Soil erosion reduces the productivity of ecosystems, changes nutrient cycles and thus directly impacts climate and society. An international team of researchers, including Professor Pierre Francus at the Institut National de la Recherche Scientifique (INRS) and INRA at the Université Savoie Mont Blanc recorded temporal changes of soil erosion by analyzing sediment deposits in more than 600 lakes worldwide. They found that the accumulation of lake sediments increased significantly on a global scale around 4000 years ago. At the same time, tree cover decreased as shown by pollen records – a clear indicator of deforestation. The study published in PNAS (Proceedings of the National Academy of Sciences) suggests that human practices and land-use change have intensified soil erosion long before industrialization.

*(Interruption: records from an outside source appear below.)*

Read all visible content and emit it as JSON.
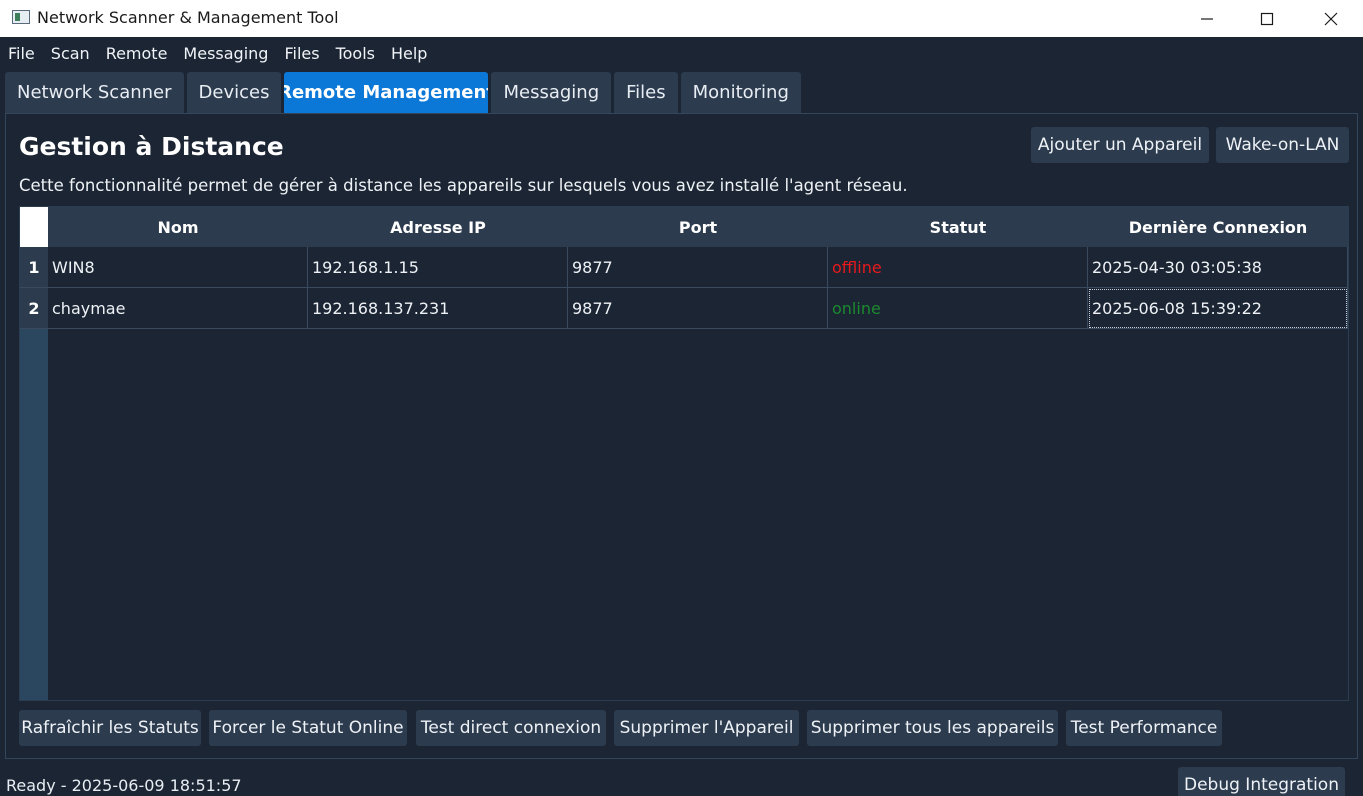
{
  "window": {
    "title": "Network Scanner & Management Tool"
  },
  "menu": [
    "File",
    "Scan",
    "Remote",
    "Messaging",
    "Files",
    "Tools",
    "Help"
  ],
  "tabs": [
    {
      "label": "Network Scanner"
    },
    {
      "label": "Devices"
    },
    {
      "label": "Remote Management",
      "active": true
    },
    {
      "label": "Messaging"
    },
    {
      "label": "Files"
    },
    {
      "label": "Monitoring"
    }
  ],
  "page": {
    "title": "Gestion à Distance",
    "description": "Cette fonctionnalité permet de gérer à distance les appareils sur lesquels vous avez installé l'agent réseau.",
    "add_button": "Ajouter un Appareil",
    "wol_button": "Wake-on-LAN"
  },
  "table": {
    "columns": [
      "Nom",
      "Adresse IP",
      "Port",
      "Statut",
      "Dernière Connexion"
    ],
    "rows": [
      {
        "num": "1",
        "cells": [
          "WIN8",
          "192.168.1.15",
          "9877",
          "offline",
          "2025-04-30 03:05:38"
        ]
      },
      {
        "num": "2",
        "cells": [
          "chaymae",
          "192.168.137.231",
          "9877",
          "online",
          "2025-06-08 15:39:22"
        ]
      }
    ]
  },
  "actions": [
    "Rafraîchir les Statuts",
    "Forcer le Statut Online",
    "Test direct connexion",
    "Supprimer l'Appareil",
    "Supprimer tous les appareils",
    "Test Performance"
  ],
  "statusbar": {
    "text": "Ready - 2025-06-09 18:51:57",
    "debug_button": "Debug Integration"
  },
  "colors": {
    "background": "#1c2533",
    "accent": "#0b78d8",
    "offline": "#e8191d",
    "online": "#1a8a2e"
  }
}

Read the research paper: Human and climate global-scale imprint on sediment transfer during the Holocene Jenny, J.-P., Koirala, S., Gregory-Eaves, I., Francus, P., Niemann, C., Ahrens, B., Brovkin, V., Baud, A., Ojala, A.E.K., Normandeau, A., Zolitschka, B., Carvalhais, N. Proc. Natl. Acad. Sci.
Read the press release from the INRS